Again, if I hadn't sliced it open lengthwise, it would probably be even better, since you could fit in as many cloves as the length of the tube would allow and roll 'em like a rolling pin. Anyway, if you're weird and cheap, like me, and don't buy the pre-peeled cloves, unlike me, it's worth considering since an inner tube generally only costs about $2.50. Just remember not to slice it open lengthwise.


In unrelated news, do you like Tostitos® with Hint of Lime tortilla chips? I love 'em. So I came up with a recipe for making your own at home. They're really good. Hopefully that post will be up later today. If not today, then soon (sometime this week). Stay tuned.

Tuesday, August 3, 2010

How to kill fruit flies.

See that? That right there is a fruit fly drowning pool. And that is how you get rid of the fruit flies in your home. Safe, cheap, easy, and fairly quick.

Here's what you do- take some small container (I used a 1/4 c measuring cup) fill it to just below the rim with apple cider vinegar (I like to use 50/50 cider vinegar and water- cuts down on the strong vinegar smell, but still attracts the flies like a magnet). Set the cup somewhere kind of nearby where the fruit flies are at, but still out of the way of stuff, and kind of away from wherever it is they happen to want to be (usually around the kitchen sink or trash can, in my case) - because remember, this will attract them, so you want to attract them away from a busy area. I set mine under the sink, near the trash can, which is where they happened to be anyway, but it was still out of my way. Anyway, once you've got it in place, take a bottle of ordinary dish soap and add just a single drop to the center of the cup. My bottle of dish soap is kind of big and tends to dispense way too much at one time, even when using it for doing dishes, so I filled a small pump bottle that works beautifully. Alternately, you could dip a toothpick or something in the soap and let a drop fall of of that into the center of the cup of vinegar. (I've actually tried coating a toothpick in the soap and then dipping it right into the vinegar, but I found that letting a drop fall in seems to work better for some reason.) What the soap does is break the surface tension of the liquid- fruit fly goes down to take a drink, falls in and drowns! Obviously it takes a little time for it to kill them all completely- depending on how bad your situation is, it could take several days to get rid of them all (or longer, if you've got it really bad like we do at work every spring). But generally I've found that after the first night of setting out the trap, I get well over half of whatever's flying around my kitchen, and then the other half is usually gone in the next day or two. I think I counted about 17 in this picture, and the trap was set out for less than 12 hours. I've seen a couple more flying around the kitchen area, but that's it. Fruit flies are cautious- but also stupid. If you set one of these traps out and watch them as they get attracted to it, generally what you'll see is that they hang around the edge of the cup for awhile, then walk on down to the edge of the vinegar to inspect, then walk back up to the edge of the cup, then walk around the edge of the cup and back on down to the vinegar. It goes on and on like that for awhile, but eventually they can't seem to help themselves, and even when it's obvious that a couple dozen of their buddies are clearly dead at the bottom of the drink, they'll still go on in for a taste, and end up joining their buddies. It's only a matter of time.
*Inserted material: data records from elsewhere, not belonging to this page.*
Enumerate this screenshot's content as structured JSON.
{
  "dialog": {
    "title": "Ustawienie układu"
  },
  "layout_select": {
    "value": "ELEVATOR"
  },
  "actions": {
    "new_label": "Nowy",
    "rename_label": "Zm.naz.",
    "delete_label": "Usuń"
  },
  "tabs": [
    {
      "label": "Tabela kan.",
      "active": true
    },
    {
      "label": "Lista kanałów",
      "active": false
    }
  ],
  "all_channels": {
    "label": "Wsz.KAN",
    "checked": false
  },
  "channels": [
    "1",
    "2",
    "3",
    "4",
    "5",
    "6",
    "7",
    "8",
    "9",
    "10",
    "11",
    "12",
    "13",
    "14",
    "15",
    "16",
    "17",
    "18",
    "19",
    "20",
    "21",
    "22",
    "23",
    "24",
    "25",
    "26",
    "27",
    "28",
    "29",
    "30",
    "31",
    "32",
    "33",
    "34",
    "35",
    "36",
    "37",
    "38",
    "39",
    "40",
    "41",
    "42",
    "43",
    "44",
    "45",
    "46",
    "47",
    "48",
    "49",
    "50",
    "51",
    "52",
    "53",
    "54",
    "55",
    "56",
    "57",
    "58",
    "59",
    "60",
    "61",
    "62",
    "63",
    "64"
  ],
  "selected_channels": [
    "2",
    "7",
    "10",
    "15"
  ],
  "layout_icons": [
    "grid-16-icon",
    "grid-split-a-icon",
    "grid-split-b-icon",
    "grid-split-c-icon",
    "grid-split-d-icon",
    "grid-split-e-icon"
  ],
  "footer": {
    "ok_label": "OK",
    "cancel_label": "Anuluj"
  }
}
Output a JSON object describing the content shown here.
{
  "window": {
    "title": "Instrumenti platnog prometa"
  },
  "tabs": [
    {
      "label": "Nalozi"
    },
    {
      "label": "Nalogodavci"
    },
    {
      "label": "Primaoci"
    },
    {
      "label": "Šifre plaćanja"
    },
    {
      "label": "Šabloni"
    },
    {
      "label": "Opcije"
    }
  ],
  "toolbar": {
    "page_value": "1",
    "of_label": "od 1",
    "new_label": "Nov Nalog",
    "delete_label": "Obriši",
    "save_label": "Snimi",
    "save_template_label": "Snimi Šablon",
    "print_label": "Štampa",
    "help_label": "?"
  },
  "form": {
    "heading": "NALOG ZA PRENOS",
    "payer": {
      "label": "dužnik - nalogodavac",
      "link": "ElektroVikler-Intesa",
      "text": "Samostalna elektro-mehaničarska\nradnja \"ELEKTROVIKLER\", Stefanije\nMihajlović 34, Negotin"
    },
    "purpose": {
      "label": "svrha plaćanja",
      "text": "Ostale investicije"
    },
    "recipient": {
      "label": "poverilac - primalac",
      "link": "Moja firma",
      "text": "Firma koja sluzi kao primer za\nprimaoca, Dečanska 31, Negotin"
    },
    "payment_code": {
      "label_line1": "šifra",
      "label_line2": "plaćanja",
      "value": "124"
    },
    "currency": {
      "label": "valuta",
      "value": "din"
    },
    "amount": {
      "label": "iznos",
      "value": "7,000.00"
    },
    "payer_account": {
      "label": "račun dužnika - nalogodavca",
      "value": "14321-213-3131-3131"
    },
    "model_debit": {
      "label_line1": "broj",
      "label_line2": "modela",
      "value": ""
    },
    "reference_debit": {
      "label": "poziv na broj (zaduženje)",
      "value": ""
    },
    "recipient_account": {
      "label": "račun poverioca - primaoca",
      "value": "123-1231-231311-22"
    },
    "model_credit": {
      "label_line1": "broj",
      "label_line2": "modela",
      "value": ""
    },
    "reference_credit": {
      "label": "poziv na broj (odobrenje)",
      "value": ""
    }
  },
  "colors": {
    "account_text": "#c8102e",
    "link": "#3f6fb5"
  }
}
One of the (many) things I really like about this method, unlike using toxic chemical sprays to kill them, is that there's no dead flies lying around your kitchen waiting for you to clean them up later- you just dump them down the drain/toilet, lickety-split. Cider vinegar isn't the only thing that works, obviously. They really, really love balsamic vinegar (but even the cheap stuff is more expensive than cider vinegar, plus you can't see how many you've caught). Red or white wine work well too, but again, more expensive than cider vinegar. There are other, similar methods to this one that will work too- making a paper cone and setting it into a jar with cider vinegar in the bottom as bait, as described here and other places, but I much prefer this method- simpler, and they're already dead so you don't have to try and drown them yourself once you've caught them.